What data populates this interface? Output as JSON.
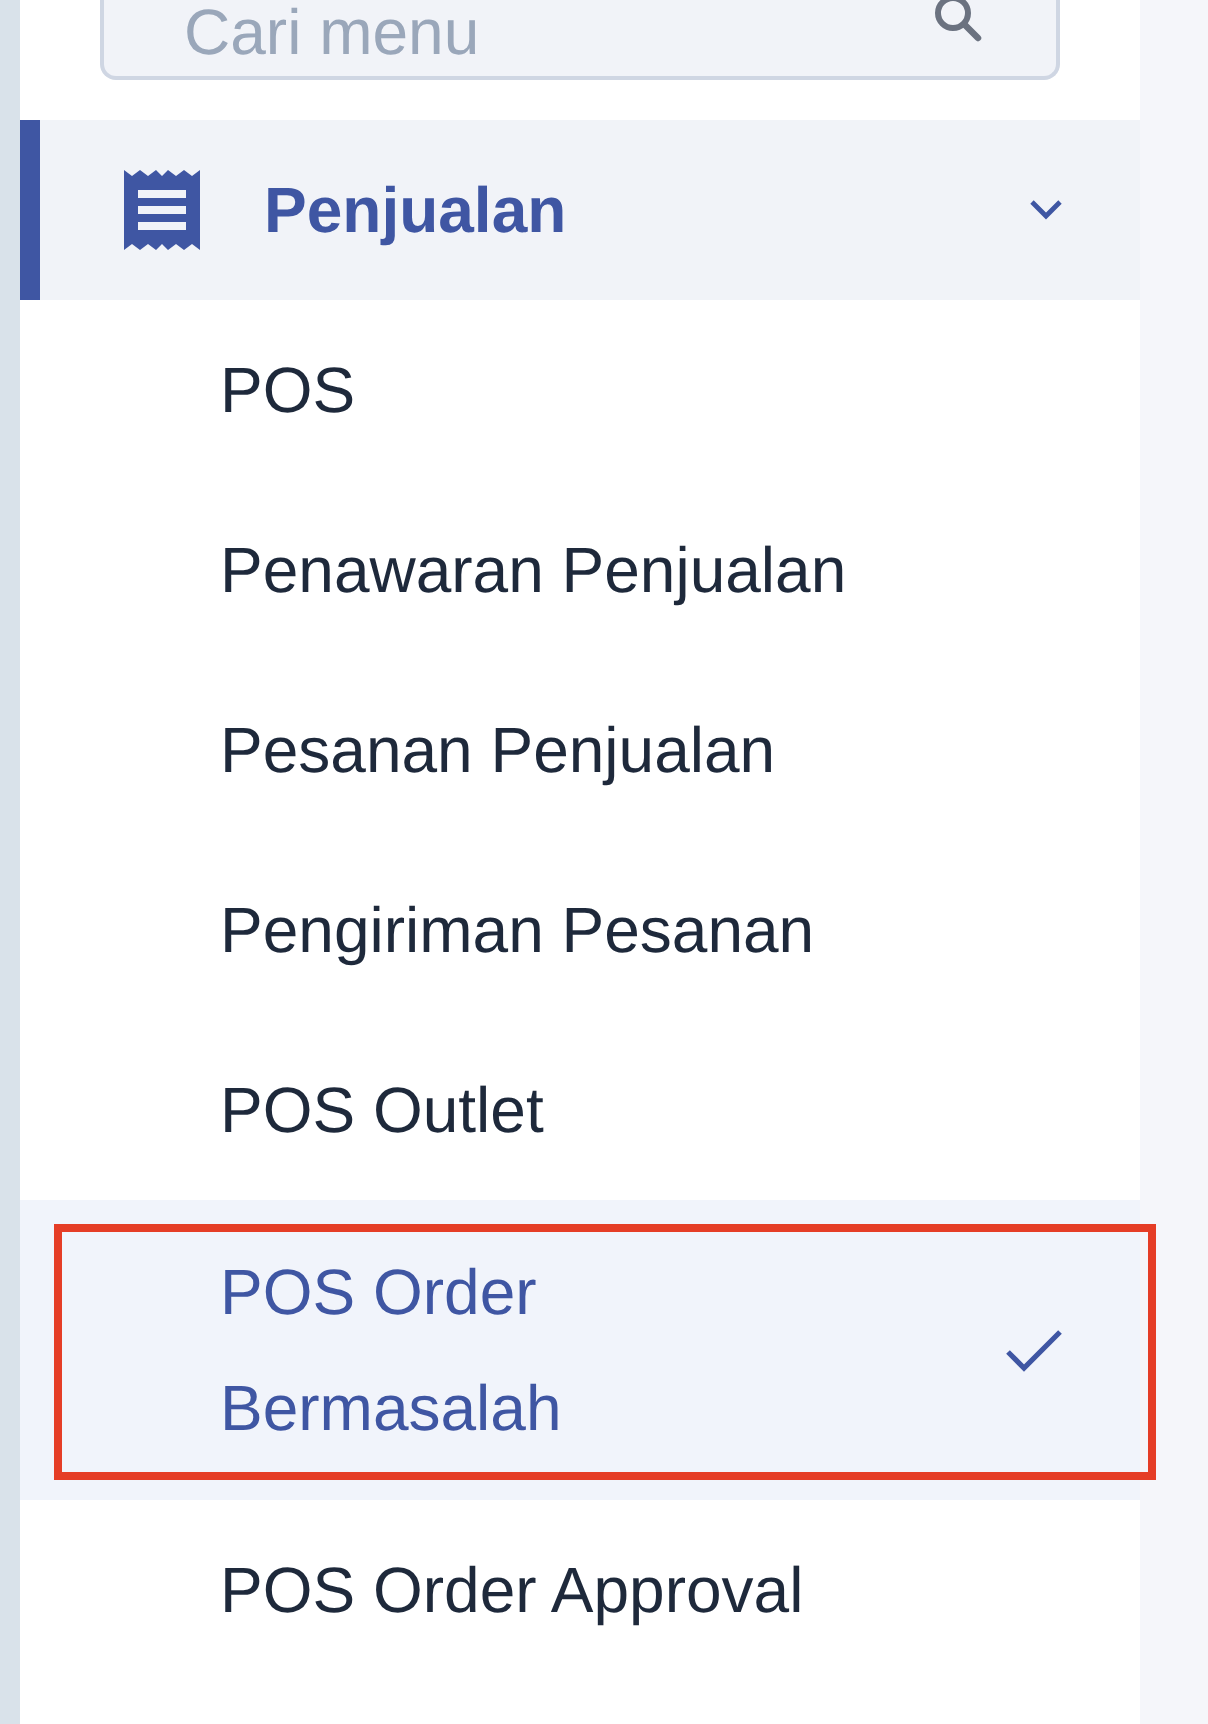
{
  "search": {
    "placeholder": "Cari menu"
  },
  "menu": [
    {
      "label": "Penjualan",
      "expanded": true,
      "selected": true,
      "children": [
        {
          "label": "POS",
          "selected": false
        },
        {
          "label": "Penawaran Penjualan",
          "selected": false
        },
        {
          "label": "Pesanan Penjualan",
          "selected": false
        },
        {
          "label": "Pengiriman Pesanan",
          "selected": false
        },
        {
          "label": "POS Outlet",
          "selected": false
        },
        {
          "label": "POS Order Bermasalah",
          "selected": true,
          "annotated": true
        },
        {
          "label": "POS Order Approval",
          "selected": false
        }
      ]
    }
  ]
}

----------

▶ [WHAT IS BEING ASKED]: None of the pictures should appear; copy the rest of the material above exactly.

▶ [SOLUTION FOR THIS PROBLEM]:
What data populates this interface? Output as JSON.
{
  "search": {
    "placeholder": "Cari menu"
  },
  "menu": [
    {
      "label": "Penjualan",
      "expanded": true,
      "selected": true,
      "children": [
        {
          "label": "POS",
          "selected": false
        },
        {
          "label": "Penawaran Penjualan",
          "selected": false
        },
        {
          "label": "Pesanan Penjualan",
          "selected": false
        },
        {
          "label": "Pengiriman Pesanan",
          "selected": false
        },
        {
          "label": "POS Outlet",
          "selected": false
        },
        {
          "label": "POS Order Bermasalah",
          "selected": true,
          "annotated": true
        },
        {
          "label": "POS Order Approval",
          "selected": false
        }
      ]
    }
  ]
}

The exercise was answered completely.